//rant

You’ll notice the condos behind the cemetery. I can’t help but comment on the overdevelopment and the poorly placed development that is going on in Edgewater. My mother grew up In Edgewater, and if she saw what has happened to her sleepy little town, she be sick over it. The problem is that the town has no character now. The small houses of fisherman and chemical plant workers have given way to the traders & brokers of the city and their overpriced monstrosities. It truly is a shame.

Everything south of Route 5 where it comes down off the top of the cliffs, seem to either be developed or is about to be. River Rd is literally miles of nothing but townhouses & developments, broken up by the occasional mall or obligatory dry cleaner, Starbucks or Boston Market. It get worse & worse as you get closer to the Lincoln Tunnel & the ferries. It’s as if Edgewater doesn’t exist, merely mini-town after mini-town of townhouses. New Yorkers seeking escape from the high priced rents of the city came over here & brought their high priced (to us) rents with them. $500,000+ townhouses, $2500 rents. It’s insane.

It’s not that I’m anti-development, I just don’t want to see Sussex County developed with 500 townhouses on properties like the Horse Stables. I have nothing against the people of Edgewater or the New Yorkers who have moved here, but I feel as if the heritage of Bergen County and the things that make it great are disappearing just so we can out up giant houses and that is wrong. Paving over history is the American way I guess.
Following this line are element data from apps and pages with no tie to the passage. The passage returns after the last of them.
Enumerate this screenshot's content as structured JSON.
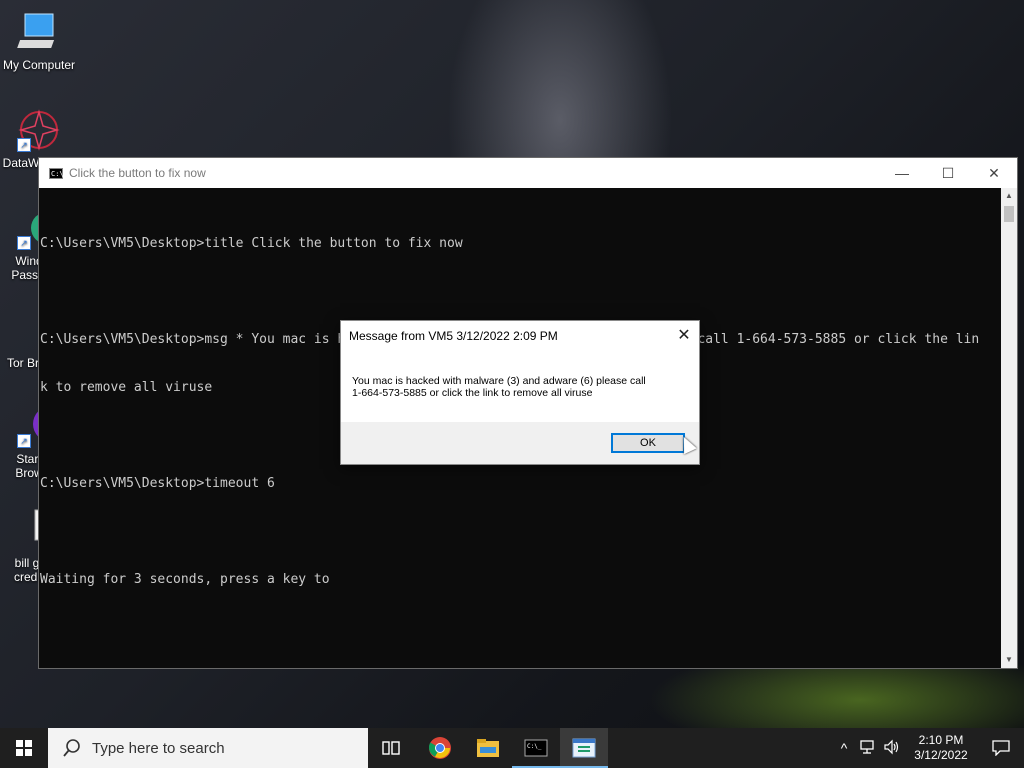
{
  "desktop": {
    "icons": [
      {
        "label": "My Computer"
      },
      {
        "label": "DataW"
      },
      {
        "label": "Wind\nPassw"
      },
      {
        "label": "Tor Br"
      },
      {
        "label": "Start\nBrow"
      },
      {
        "label": "bill g\ncredi"
      }
    ]
  },
  "console": {
    "title": "Click the button to fix now",
    "minimize_label": "—",
    "maximize_label": "☐",
    "close_label": "✕",
    "lines": [
      "C:\\Users\\VM5\\Desktop>title Click the button to fix now",
      "",
      "C:\\Users\\VM5\\Desktop>msg * You mac is hacked with malware (3) and adware (6) please call 1-664-573-5885 or click the lin",
      "k to remove all viruse",
      "",
      "C:\\Users\\VM5\\Desktop>timeout 6",
      "",
      "Waiting for 3 seconds, press a key to"
    ]
  },
  "dialog": {
    "title": "Message from VM5 3/12/2022 2:09 PM",
    "message": "You mac is hacked with malware (3) and adware (6) please call\n1-664-573-5885 or click the link to remove all viruse",
    "ok_label": "OK"
  },
  "taskbar": {
    "search_placeholder": "Type here to search",
    "time": "2:10 PM",
    "date": "3/12/2022",
    "accent_color": "#76b9ed"
  }
}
The first place settled in NJ was right here along the shores of Hudson & Bergen County. Looks like this time the settlers are from Manhattan Island and not Europe.